## [EXCERPTED RECORDS]
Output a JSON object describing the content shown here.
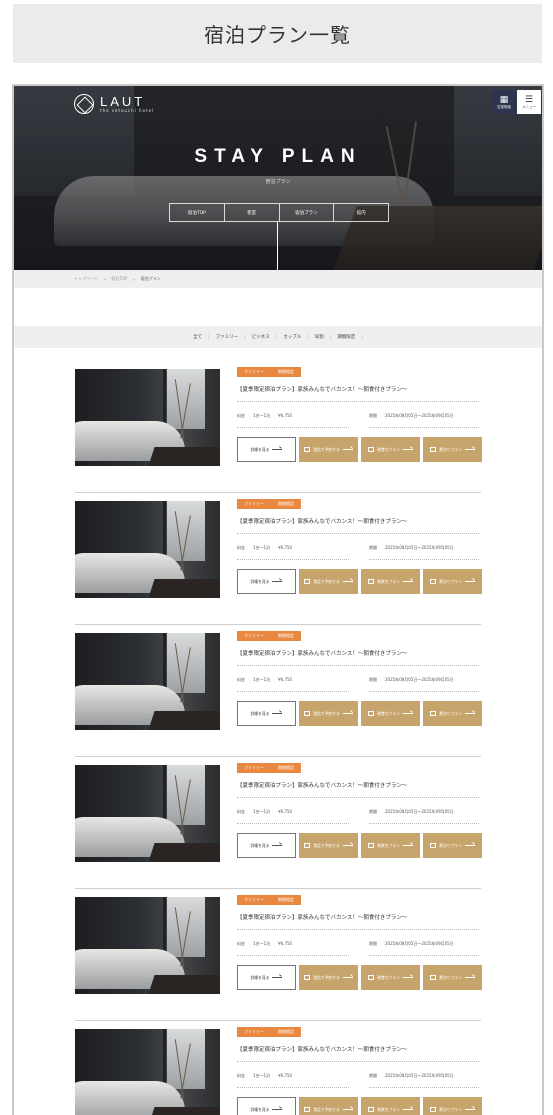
{
  "page_title": "宿泊プラン一覧",
  "site": {
    "logo_name": "LAUT",
    "logo_sub": "the setouchi hotel",
    "reserve_label": "空室検索",
    "menu_label": "メニュー"
  },
  "hero": {
    "title": "STAY PLAN",
    "subtitle": "宿泊プラン",
    "nav": [
      "宿泊TOP",
      "客室",
      "宿泊プラン",
      "館内"
    ]
  },
  "breadcrumb": [
    "トップページ",
    "宿泊TOP",
    "宿泊プラン"
  ],
  "filters": [
    "全て",
    "ファミリー",
    "ビジネス",
    "カップル",
    "早割",
    "期間限定"
  ],
  "plans": [
    {
      "tags": [
        "ファミリー",
        "期間限定"
      ],
      "title": "【夏季限定宿泊プラン】家族みんなでバカンス！〜朝食付きプラン〜",
      "price_label": "料金",
      "price_unit": "1名〜1泊",
      "price": "¥6,750",
      "period_label": "期間",
      "period": "2025年08月05日〜2025年09月05日"
    },
    {
      "tags": [
        "ファミリー",
        "期間限定"
      ],
      "title": "【夏季限定宿泊プラン】家族みんなでバカンス！〜朝食付きプラン〜",
      "price_label": "料金",
      "price_unit": "1名〜1泊",
      "price": "¥6,750",
      "period_label": "期間",
      "period": "2025年08月05日〜2025年09月05日"
    },
    {
      "tags": [
        "ファミリー",
        "期間限定"
      ],
      "title": "【夏季限定宿泊プラン】家族みんなでバカンス！〜朝食付きプラン〜",
      "price_label": "料金",
      "price_unit": "1名〜1泊",
      "price": "¥6,750",
      "period_label": "期間",
      "period": "2025年08月05日〜2025年09月05日"
    },
    {
      "tags": [
        "ファミリー",
        "期間限定"
      ],
      "title": "【夏季限定宿泊プラン】家族みんなでバカンス！〜朝食付きプラン〜",
      "price_label": "料金",
      "price_unit": "1名〜1泊",
      "price": "¥6,750",
      "period_label": "期間",
      "period": "2025年08月05日〜2025年09月05日"
    },
    {
      "tags": [
        "ファミリー",
        "期間限定"
      ],
      "title": "【夏季限定宿泊プラン】家族みんなでバカンス！〜朝食付きプラン〜",
      "price_label": "料金",
      "price_unit": "1名〜1泊",
      "price": "¥6,750",
      "period_label": "期間",
      "period": "2025年08月05日〜2025年09月05日"
    },
    {
      "tags": [
        "ファミリー",
        "期間限定"
      ],
      "title": "【夏季限定宿泊プラン】家族みんなでバカンス！〜朝食付きプラン〜",
      "price_label": "料金",
      "price_unit": "1名〜1泊",
      "price": "¥6,750",
      "period_label": "期間",
      "period": "2025年08月05日〜2025年09月05日"
    }
  ],
  "plan_buttons": {
    "detail": "詳細を見る",
    "tel": "電話で予約する",
    "web1": "朝食付プラン",
    "web2": "素泊りプラン"
  },
  "colors": {
    "tag": "#e98840",
    "gold_button": "#c8a46d",
    "reserve": "#2e3350"
  }
}
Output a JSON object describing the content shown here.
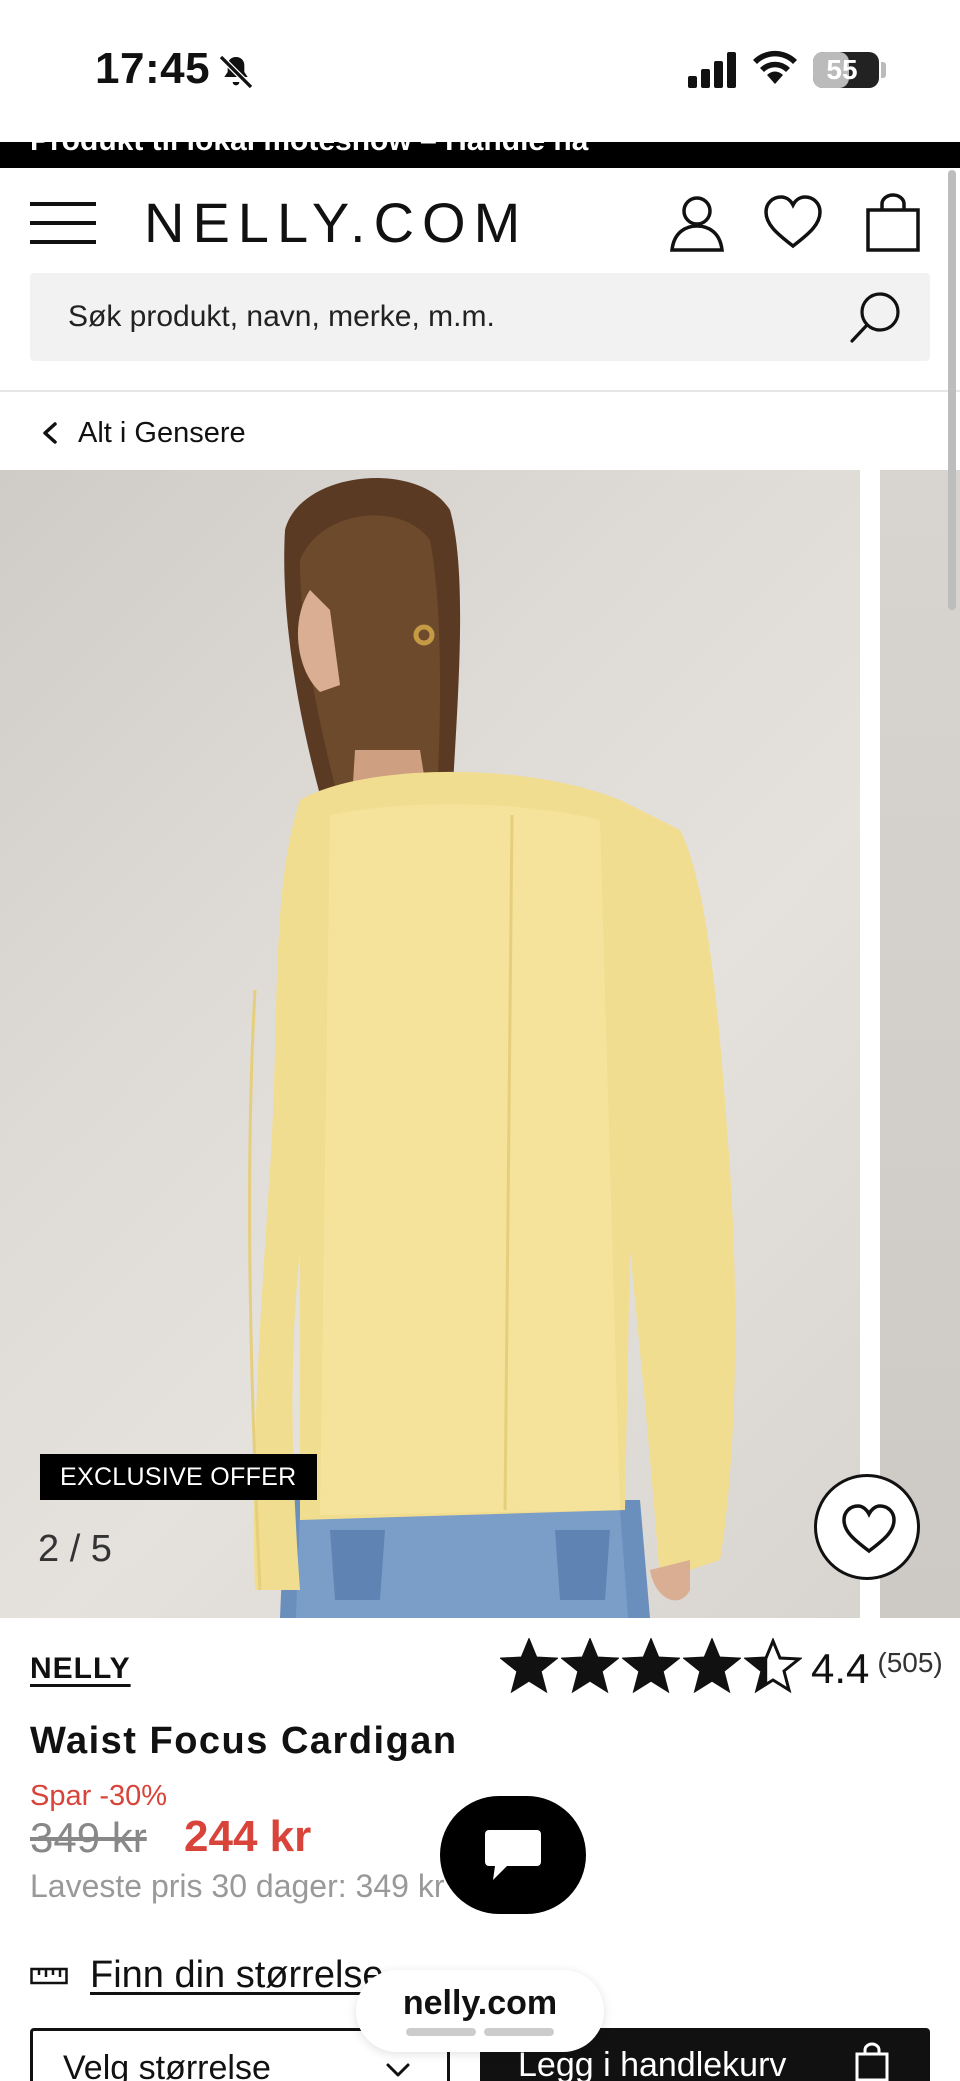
{
  "status_bar": {
    "time": "17:45",
    "battery": "55",
    "battery_level": 0.55
  },
  "promo": {
    "text": "Produkt til lokal moteshow – Handle nå"
  },
  "header": {
    "logo": "NELLY.COM",
    "search_placeholder": "Søk produkt, navn, merke, m.m."
  },
  "breadcrumb": {
    "label": "Alt i Gensere"
  },
  "gallery": {
    "badge": "EXCLUSIVE OFFER",
    "counter": "2 / 5"
  },
  "product": {
    "brand": "NELLY",
    "rating": {
      "value": "4.4",
      "count": "(505)",
      "stars": 4.4
    },
    "title": "Waist Focus Cardigan",
    "discount": "Spar -30%",
    "old_price": "349 kr",
    "price": "244 kr",
    "lowest_price": "Laveste pris 30 dager: 349 kr"
  },
  "actions": {
    "size_guide": "Finn din størrelse",
    "size_select": "Velg størrelse",
    "add_to_cart": "Legg i handlekurv"
  },
  "browser": {
    "url": "nelly.com"
  },
  "colors": {
    "accent_red": "#d9443a",
    "black": "#111111",
    "search_bg": "#f2f2f2"
  }
}
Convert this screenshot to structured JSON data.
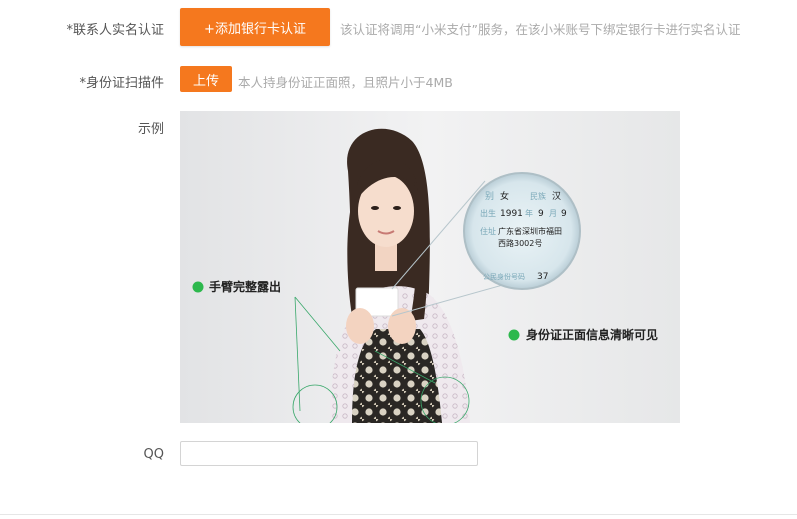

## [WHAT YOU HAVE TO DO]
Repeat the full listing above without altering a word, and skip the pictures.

## [RESPONSE]
Output a JSON object describing the content shown here.
{
  "page_title": "宿泊プラン一覧",
  "site": {
    "logo_name": "LAUT",
    "logo_sub": "the setouchi hotel",
    "reserve_label": "空室検索",
    "menu_label": "メニュー"
  },
  "hero": {
    "title": "STAY PLAN",
    "subtitle": "宿泊プラン",
    "nav": [
      "宿泊TOP",
      "客室",
      "宿泊プラン",
      "館内"
    ]
  },
  "breadcrumb": [
    "トップページ",
    "宿泊TOP",
    "宿泊プラン"
  ],
  "filters": [
    "全て",
    "ファミリー",
    "ビジネス",
    "カップル",
    "早割",
    "期間限定"
  ],
  "plans": [
    {
      "tags": [
        "ファミリー",
        "期間限定"
      ],
      "title": "【夏季限定宿泊プラン】家族みんなでバカンス！〜朝食付きプラン〜",
      "price_label": "料金",
      "price_unit": "1名〜1泊",
      "price": "¥6,750",
      "period_label": "期間",
      "period": "2025年08月05日〜2025年09月05日"
    },
    {
      "tags": [
        "ファミリー",
        "期間限定"
      ],
      "title": "【夏季限定宿泊プラン】家族みんなでバカンス！〜朝食付きプラン〜",
      "price_label": "料金",
      "price_unit": "1名〜1泊",
      "price": "¥6,750",
      "period_label": "期間",
      "period": "2025年08月05日〜2025年09月05日"
    },
    {
      "tags": [
        "ファミリー",
        "期間限定"
      ],
      "title": "【夏季限定宿泊プラン】家族みんなでバカンス！〜朝食付きプラン〜",
      "price_label": "料金",
      "price_unit": "1名〜1泊",
      "price": "¥6,750",
      "period_label": "期間",
      "period": "2025年08月05日〜2025年09月05日"
    },
    {
      "tags": [
        "ファミリー",
        "期間限定"
      ],
      "title": "【夏季限定宿泊プラン】家族みんなでバカンス！〜朝食付きプラン〜",
      "price_label": "料金",
      "price_unit": "1名〜1泊",
      "price": "¥6,750",
      "period_label": "期間",
      "period": "2025年08月05日〜2025年09月05日"
    },
    {
      "tags": [
        "ファミリー",
        "期間限定"
      ],
      "title": "【夏季限定宿泊プラン】家族みんなでバカンス！〜朝食付きプラン〜",
      "price_label": "料金",
      "price_unit": "1名〜1泊",
      "price": "¥6,750",
      "period_label": "期間",
      "period": "2025年08月05日〜2025年09月05日"
    },
    {
      "tags": [
        "ファミリー",
        "期間限定"
      ],
      "title": "【夏季限定宿泊プラン】家族みんなでバカンス！〜朝食付きプラン〜",
      "price_label": "料金",
      "price_unit": "1名〜1泊",
      "price": "¥6,750",
      "period_label": "期間",
      "period": "2025年08月05日〜2025年09月05日"
    }
  ],
  "plan_buttons": {
    "detail": "詳細を見る",
    "tel": "電話で予約する",
    "web1": "朝食付プラン",
    "web2": "素泊りプラン"
  },
  "colors": {
    "tag": "#e98840",
    "gold_button": "#c8a46d",
    "reserve": "#2e3350"
  }
}
Output a JSON object describing the content shown here.
{
  "status_bar": {
    "time": "17:45",
    "battery": "55",
    "battery_level": 0.55
  },
  "promo": {
    "text": "Produkt til lokal moteshow – Handle nå"
  },
  "header": {
    "logo": "NELLY.COM",
    "search_placeholder": "Søk produkt, navn, merke, m.m."
  },
  "breadcrumb": {
    "label": "Alt i Gensere"
  },
  "gallery": {
    "badge": "EXCLUSIVE OFFER",
    "counter": "2 / 5"
  },
  "product": {
    "brand": "NELLY",
    "rating": {
      "value": "4.4",
      "count": "(505)",
      "stars": 4.4
    },
    "title": "Waist Focus Cardigan",
    "discount": "Spar -30%",
    "old_price": "349 kr",
    "price": "244 kr",
    "lowest_price": "Laveste pris 30 dager: 349 kr"
  },
  "actions": {
    "size_guide": "Finn din størrelse",
    "size_select": "Velg størrelse",
    "add_to_cart": "Legg i handlekurv"
  },
  "browser": {
    "url": "nelly.com"
  },
  "colors": {
    "accent_red": "#d9443a",
    "black": "#111111",
    "search_bg": "#f2f2f2"
  }
}
Convert this screenshot to structured JSON data.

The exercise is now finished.